What to produce
Copy every line of the following data that includes the string "true".

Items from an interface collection
======

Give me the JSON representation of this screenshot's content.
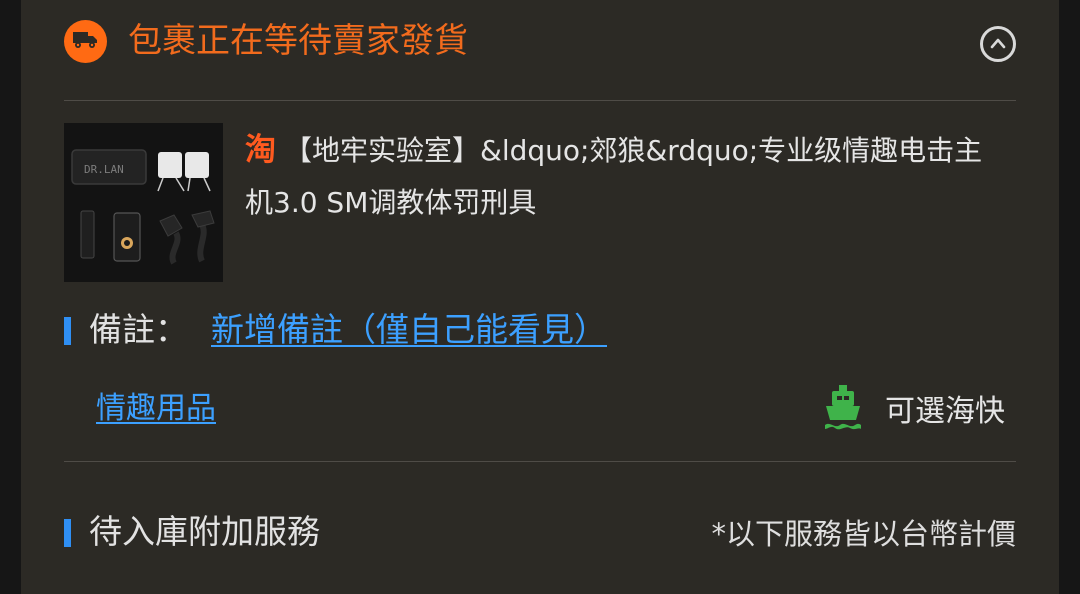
{
  "status": {
    "icon": "truck-icon",
    "text": "包裹正在等待賣家發貨",
    "collapse_icon": "chevron-up-circle-icon",
    "color": "#f26b1d"
  },
  "product": {
    "image_icon": "product-thumbnail",
    "image_label": "DR.LAN",
    "source_mark": "淘",
    "title": "【地牢实验室】&ldquo;郊狼&rdquo;专业级情趣电击主机3.0 SM调教体罚刑具"
  },
  "remark": {
    "label": "備註：",
    "link_text": "新增備註（僅自己能看見）"
  },
  "category": {
    "link_text": "情趣用品"
  },
  "shipping": {
    "icon": "ship-icon",
    "text": "可選海快",
    "icon_color": "#3fb34a"
  },
  "services": {
    "title": "待入庫附加服務",
    "note": "*以下服務皆以台幣計價"
  },
  "colors": {
    "background": "#2c2a25",
    "accent": "#2f8ff4",
    "link": "#3ca0ff",
    "orange": "#ff6a13"
  }
}
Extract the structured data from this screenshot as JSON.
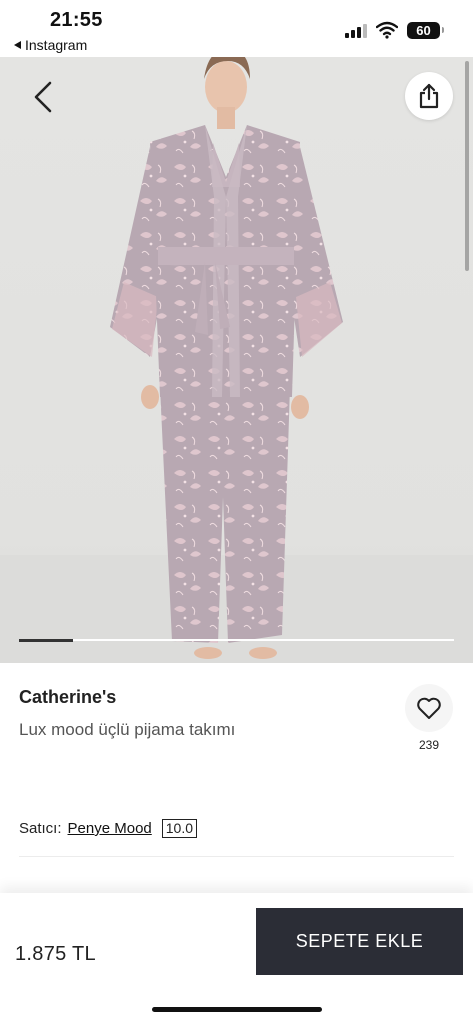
{
  "status_bar": {
    "time": "21:55",
    "back_app": "Instagram",
    "battery": "60",
    "icons": [
      "signal-icon",
      "wifi-icon",
      "battery-icon"
    ]
  },
  "product": {
    "brand": "Catherine's",
    "name": "Lux mood üçlü pijama takımı",
    "favorite_count": "239",
    "image_count_position": {
      "current": 1,
      "indicator_fraction": 0.125
    }
  },
  "seller": {
    "label": "Satıcı:",
    "name": "Penye Mood",
    "score": "10.0"
  },
  "bottom_bar": {
    "price": "1.875 TL",
    "add_to_cart": "SEPETE EKLE"
  },
  "colors": {
    "cart_button": "#2b2d36",
    "garment": "#b9a9b3",
    "print": "#e8c7cf"
  }
}
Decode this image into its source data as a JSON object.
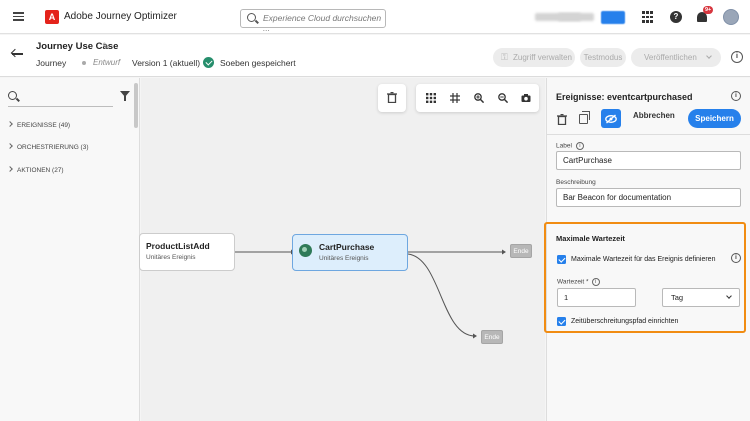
{
  "shell": {
    "app_name": "Adobe Journey Optimizer",
    "search_placeholder": "Experience Cloud durchsuchen ...",
    "logo_text": "A",
    "help_glyph": "?",
    "notification_count": "9+"
  },
  "journey": {
    "title": "Journey Use Case",
    "type": "Journey",
    "status": "Entwurf",
    "version": "Version 1 (aktuell)",
    "save_status": "Soeben gespeichert",
    "buttons": {
      "access": "Zugriff verwalten",
      "test_mode": "Testmodus",
      "publish": "Veröffentlichen",
      "info": "i"
    }
  },
  "left_panel": {
    "categories": [
      {
        "label": "EREIGNISSE (49)"
      },
      {
        "label": "ORCHESTRIERUNG (3)"
      },
      {
        "label": "AKTIONEN (27)"
      }
    ]
  },
  "canvas": {
    "nodes": [
      {
        "title": "ProductListAdd",
        "subtitle": "Unitäres Ereignis"
      },
      {
        "title": "CartPurchase",
        "subtitle": "Unitäres Ereignis",
        "selected": true
      }
    ],
    "end_label": "Ende"
  },
  "right_panel": {
    "title": "Ereignisse: eventcartpurchased",
    "info_glyph": "i",
    "cancel_label": "Abbrechen",
    "save_label": "Speichern",
    "label_field": {
      "label": "Label",
      "value": "CartPurchase"
    },
    "description_field": {
      "label": "Beschreibung",
      "value": "Bar Beacon for documentation"
    },
    "max_wait": {
      "title": "Maximale Wartezeit",
      "define_checkbox_label": "Maximale Wartezeit für das Ereignis definieren",
      "define_checked": true,
      "wait_label": "Wartezeit",
      "required_marker": "*",
      "wait_value": "1",
      "unit": "Tag",
      "timeout_checkbox_label": "Zeitüberschreitungspfad einrichten",
      "timeout_checked": true
    }
  },
  "colors": {
    "accent": "#2680eb",
    "highlight_border": "#f18c12",
    "brand_red": "#e4231b",
    "success": "#268e6c"
  }
}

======

Exercise answer
        "selected": true
      "define_checked": true,
      "timeout_checked": true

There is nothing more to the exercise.